Tai realized he wanted to serve both of these populations when two young men robbed his mother at gunpoint in her furniture store in Uptown several years ago — an experience he describes as a turning point. "I realized there's so much trauma in Oakland and young people need opportunity," he said in an interview. With Oakland Digital, he seeks to inspire youth to seek fulfilling career options by opening their eyes to the ways they can use tech to create positive social change while earning a living.
Hack the Hood
While the current tech boom has created an influx of wealth in the East Bay, many longtime residents lack the skills to get jobs in the start-up economy, and, as a result, don't directly benefit from the region's economic growth. But local nonprofit Hack the Hood is attempting to bridge the economic divide between Oakland's lower-income communities of color and the largely white, upper-middle-class, male tech workers moving to the area in large numbers.
Founded in Oakland, Hack the Hood also has locations in Richmond, East Palo Alto, and San Francisco. The organization recruits lower-income high school students for short-term, paid internships that accelerate their coding skills. The interns begin the program by going through a web design boot camp. Then, they put their knowledge to use by building websites for local businesses. Hack the Hood connects these aspiring web developers directly with business owners to encourage them to practice cultivating relationships with clients — a vital skill at a time when web designers are increasingly operating as independent contractors.
Hack the Hood has already seen successful results from its program, which has only been in existence for three years: Some of its former interns have gone on to start their own media firms, while others have used their new portfolios to get accepted into four-year colleges. Its next move is to give former interns year-round attention to support their transitions into full-time web design careers after high school graduation.
The Real Oakland
Community and civic pride are the core values of The Real Oakland, a T-shirt company that 25-year-old Oakland native Jhamel Robinson founded in 2011. Robinson is a freelance graphic designer who has spent the past several years working at various Bay Area nonprofits, including United Roots, an organization that provides various education and career-related services to at-risk youth in Oakland.
Now running his company full-time, Robinson hires about 25 paid high school interns through United Roots each year and gives them key responsibilities within the company. His internship program has an emphasis on graphic design, and the students who work with him expand their résumés with projects, such as coding the business' website, creating fliers and T-shirt designs, and screen-printing garments.
Like United Roots, The Real Oakland's mission is to give economic opportunities to Oakland's low-income and homeless young people, and so far it seems to be succeeding. Several of its previous interns have gone on to start their own businesses and projects, such as the graphic design start-up Hippy Genius Media, the clothing brand Wake Up Clothing, and the interdisciplinary art collective Creative Crew.

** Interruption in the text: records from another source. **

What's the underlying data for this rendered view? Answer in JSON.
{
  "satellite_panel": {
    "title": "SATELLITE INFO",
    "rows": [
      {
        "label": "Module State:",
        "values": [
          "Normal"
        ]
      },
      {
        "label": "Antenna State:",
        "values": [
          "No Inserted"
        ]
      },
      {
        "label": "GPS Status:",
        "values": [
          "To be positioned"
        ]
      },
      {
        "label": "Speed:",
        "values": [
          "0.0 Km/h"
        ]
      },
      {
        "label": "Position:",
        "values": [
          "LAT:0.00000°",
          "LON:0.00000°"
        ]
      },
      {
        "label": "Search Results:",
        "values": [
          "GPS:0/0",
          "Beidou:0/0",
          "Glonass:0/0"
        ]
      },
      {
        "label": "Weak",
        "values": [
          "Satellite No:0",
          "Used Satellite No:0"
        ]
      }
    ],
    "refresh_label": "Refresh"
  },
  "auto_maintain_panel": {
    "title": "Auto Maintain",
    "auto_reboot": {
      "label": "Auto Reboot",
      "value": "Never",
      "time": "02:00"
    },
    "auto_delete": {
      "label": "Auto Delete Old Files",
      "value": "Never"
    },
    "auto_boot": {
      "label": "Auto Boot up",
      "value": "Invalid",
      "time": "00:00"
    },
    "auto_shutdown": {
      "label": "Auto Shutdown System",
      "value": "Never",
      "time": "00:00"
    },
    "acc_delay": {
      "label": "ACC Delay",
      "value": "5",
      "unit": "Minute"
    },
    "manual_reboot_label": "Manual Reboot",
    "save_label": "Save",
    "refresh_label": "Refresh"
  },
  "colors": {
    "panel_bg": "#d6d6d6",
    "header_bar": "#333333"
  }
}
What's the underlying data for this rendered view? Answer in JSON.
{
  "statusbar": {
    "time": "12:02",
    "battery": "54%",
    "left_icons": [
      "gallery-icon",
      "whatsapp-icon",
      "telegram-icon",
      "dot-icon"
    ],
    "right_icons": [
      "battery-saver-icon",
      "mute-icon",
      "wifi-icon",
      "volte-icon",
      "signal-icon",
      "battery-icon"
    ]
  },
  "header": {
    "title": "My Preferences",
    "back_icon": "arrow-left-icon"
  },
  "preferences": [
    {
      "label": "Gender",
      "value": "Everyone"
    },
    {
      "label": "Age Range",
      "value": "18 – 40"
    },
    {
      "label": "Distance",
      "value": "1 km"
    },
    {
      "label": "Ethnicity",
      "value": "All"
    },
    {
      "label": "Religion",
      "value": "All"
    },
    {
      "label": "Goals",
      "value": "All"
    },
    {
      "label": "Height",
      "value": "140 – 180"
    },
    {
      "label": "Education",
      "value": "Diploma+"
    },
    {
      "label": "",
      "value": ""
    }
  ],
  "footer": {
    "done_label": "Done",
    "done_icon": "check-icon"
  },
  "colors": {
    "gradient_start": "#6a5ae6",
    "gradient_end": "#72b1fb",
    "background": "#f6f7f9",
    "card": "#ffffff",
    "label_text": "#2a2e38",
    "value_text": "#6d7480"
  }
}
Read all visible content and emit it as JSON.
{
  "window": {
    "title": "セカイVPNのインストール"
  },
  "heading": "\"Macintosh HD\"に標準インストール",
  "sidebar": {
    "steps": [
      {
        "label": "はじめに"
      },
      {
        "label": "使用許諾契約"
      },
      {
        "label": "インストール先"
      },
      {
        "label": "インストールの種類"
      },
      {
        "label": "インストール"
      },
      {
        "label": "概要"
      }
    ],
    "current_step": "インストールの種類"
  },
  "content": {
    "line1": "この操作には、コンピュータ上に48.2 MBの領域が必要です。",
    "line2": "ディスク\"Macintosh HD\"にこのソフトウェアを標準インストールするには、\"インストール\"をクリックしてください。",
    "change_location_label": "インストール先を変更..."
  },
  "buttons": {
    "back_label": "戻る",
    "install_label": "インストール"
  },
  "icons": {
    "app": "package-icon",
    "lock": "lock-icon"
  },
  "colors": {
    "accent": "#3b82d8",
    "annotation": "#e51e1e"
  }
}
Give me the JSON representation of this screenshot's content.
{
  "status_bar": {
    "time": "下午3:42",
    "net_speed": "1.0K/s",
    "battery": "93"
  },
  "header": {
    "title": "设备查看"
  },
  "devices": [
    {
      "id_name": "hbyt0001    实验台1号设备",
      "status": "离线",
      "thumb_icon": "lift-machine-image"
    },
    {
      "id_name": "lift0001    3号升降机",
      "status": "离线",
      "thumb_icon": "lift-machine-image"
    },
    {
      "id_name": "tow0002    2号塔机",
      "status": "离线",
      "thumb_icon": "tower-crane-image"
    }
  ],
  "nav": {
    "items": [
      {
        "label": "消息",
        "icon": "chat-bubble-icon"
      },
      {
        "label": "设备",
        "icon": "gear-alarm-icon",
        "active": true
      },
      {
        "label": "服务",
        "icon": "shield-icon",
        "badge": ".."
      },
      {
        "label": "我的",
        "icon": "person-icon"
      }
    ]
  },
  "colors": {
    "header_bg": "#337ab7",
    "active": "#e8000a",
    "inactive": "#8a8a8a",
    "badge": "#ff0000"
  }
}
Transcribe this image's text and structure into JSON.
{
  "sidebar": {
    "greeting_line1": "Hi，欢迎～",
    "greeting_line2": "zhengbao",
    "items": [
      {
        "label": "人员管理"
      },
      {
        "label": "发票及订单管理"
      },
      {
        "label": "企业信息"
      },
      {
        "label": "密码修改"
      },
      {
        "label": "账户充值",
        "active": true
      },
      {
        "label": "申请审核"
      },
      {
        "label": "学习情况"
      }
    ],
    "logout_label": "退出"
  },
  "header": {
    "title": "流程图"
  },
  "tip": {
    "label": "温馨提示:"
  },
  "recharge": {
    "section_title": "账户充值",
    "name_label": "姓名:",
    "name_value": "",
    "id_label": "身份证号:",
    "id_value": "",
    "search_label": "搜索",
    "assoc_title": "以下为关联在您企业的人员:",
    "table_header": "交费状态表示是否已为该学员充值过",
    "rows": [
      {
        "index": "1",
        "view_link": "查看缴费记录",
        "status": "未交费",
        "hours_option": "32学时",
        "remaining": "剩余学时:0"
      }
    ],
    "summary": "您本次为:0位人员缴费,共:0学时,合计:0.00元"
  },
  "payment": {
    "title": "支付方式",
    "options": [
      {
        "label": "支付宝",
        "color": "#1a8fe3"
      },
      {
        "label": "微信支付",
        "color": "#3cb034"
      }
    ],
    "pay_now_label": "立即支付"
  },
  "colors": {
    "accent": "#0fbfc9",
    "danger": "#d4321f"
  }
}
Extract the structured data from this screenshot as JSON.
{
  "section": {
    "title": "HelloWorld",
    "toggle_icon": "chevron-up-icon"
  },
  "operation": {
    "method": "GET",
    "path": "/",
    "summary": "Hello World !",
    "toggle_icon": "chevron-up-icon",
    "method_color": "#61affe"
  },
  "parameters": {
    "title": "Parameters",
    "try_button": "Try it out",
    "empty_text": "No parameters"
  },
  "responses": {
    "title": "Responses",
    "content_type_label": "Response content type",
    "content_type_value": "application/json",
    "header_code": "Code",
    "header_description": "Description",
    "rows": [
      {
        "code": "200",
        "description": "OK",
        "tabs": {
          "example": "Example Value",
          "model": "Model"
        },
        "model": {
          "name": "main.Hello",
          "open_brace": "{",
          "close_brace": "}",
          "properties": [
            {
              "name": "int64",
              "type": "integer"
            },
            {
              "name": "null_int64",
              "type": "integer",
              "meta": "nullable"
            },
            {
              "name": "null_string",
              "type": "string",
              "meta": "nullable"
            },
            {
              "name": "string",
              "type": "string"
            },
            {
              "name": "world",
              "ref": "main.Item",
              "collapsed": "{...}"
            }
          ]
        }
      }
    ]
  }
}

While Robinson sells the majority of his apparel online and at festivals, upcoming projects include starting a local screen-printing facility and either a storefront or mobile boutique that will hire more young people.
Correction: A previous version of this article inaccurately stated that Youth Radio's high school interns can enroll in its Workforce Development program after high school graduation, when, in fact, the Workforce Development program is for college-age youth who were not previously enrolled in Youth Radio's high school program.